Given my tire experience last weekend, Chuck Murray’s recent post, “Purdue Develops Damage-Sensing Tire”, was a real attention grabber.
I had four Goodyear tires that were rated for 60,000-mile lifetimes, and my car had just turned 52,000 miles. So, the tires were near the end of their safe, useful lives, but they should still have had a few thousand miles left before replacement was necessary.
Nonetheless, at 65 miles per hour on the northbound I35E freeway between Dallas and Denton, Texas my front left tire began to make strange noises, and I started to lose control of the car. Thankfully, the cars around me yielded, and I was able to safely pull over to the shoulder and exit the highway before the tire was completely lost. When I got out and inspected the tire, I immediately saw it was a total loss.
After waiting an infuriating 2 hours for a AAA tow truck, which never arrived, I finally broke down and changed the tire myself.
While my car and I are okay, the outcome could have been very different. I might have lost control of the car and gotten into a serious accident. However, if my tire had been able to warn me that it was about to fail, as will soon be possible from Purdue’s tire research, disaster could have been safely averted.
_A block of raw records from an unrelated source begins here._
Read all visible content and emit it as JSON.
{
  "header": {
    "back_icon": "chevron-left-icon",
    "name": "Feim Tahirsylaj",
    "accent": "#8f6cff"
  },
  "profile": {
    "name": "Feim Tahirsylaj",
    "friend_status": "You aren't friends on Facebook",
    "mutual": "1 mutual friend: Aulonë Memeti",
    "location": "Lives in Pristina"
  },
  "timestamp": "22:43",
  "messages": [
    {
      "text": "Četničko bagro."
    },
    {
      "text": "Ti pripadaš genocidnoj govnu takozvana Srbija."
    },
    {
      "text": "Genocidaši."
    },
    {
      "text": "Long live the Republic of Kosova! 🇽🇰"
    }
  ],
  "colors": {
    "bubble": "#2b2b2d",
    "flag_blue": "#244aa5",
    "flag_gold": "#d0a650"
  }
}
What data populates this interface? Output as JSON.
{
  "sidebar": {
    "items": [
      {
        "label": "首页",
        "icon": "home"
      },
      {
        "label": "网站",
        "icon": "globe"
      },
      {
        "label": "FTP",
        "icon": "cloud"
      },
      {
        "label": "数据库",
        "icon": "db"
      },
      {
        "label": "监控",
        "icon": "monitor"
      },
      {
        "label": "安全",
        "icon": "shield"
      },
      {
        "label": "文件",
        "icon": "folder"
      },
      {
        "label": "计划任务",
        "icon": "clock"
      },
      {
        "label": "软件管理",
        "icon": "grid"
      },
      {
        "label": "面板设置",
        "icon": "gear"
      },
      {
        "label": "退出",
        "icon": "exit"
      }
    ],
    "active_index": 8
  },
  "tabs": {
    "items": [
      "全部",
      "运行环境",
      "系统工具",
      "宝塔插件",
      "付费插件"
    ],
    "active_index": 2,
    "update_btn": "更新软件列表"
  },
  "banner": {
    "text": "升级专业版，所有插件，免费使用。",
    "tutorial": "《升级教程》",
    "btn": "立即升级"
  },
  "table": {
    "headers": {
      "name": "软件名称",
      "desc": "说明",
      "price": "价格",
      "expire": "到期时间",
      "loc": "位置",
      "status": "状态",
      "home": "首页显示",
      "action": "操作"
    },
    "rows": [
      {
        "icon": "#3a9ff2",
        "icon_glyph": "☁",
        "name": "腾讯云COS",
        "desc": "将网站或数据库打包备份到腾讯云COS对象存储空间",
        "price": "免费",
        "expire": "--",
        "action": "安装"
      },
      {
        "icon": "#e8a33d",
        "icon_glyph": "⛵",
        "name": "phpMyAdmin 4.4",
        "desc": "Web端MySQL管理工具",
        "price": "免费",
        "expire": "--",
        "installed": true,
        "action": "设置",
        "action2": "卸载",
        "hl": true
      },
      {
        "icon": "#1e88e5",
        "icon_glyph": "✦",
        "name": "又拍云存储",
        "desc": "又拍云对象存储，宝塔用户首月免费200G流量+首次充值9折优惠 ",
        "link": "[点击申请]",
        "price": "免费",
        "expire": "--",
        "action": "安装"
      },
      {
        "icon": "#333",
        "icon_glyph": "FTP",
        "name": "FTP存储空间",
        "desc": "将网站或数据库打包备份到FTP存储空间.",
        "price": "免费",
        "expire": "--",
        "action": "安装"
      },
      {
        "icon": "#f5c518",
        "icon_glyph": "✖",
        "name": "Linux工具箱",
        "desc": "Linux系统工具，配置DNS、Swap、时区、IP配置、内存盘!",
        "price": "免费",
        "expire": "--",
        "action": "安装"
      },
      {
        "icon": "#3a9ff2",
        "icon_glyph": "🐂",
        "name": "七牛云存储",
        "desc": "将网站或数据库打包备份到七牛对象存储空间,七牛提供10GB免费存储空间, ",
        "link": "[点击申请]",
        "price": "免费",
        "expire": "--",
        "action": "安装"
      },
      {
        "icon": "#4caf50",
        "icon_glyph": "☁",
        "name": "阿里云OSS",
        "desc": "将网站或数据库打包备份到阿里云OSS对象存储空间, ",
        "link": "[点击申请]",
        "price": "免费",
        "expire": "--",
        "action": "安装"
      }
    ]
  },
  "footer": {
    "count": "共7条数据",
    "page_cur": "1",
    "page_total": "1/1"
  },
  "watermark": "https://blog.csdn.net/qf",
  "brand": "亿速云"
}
I had all four tires replaced immediately after the incident. Sears gave me a choice between several tire brands, including Goodyear. I picked 90,000-mile tires from Michelin instead.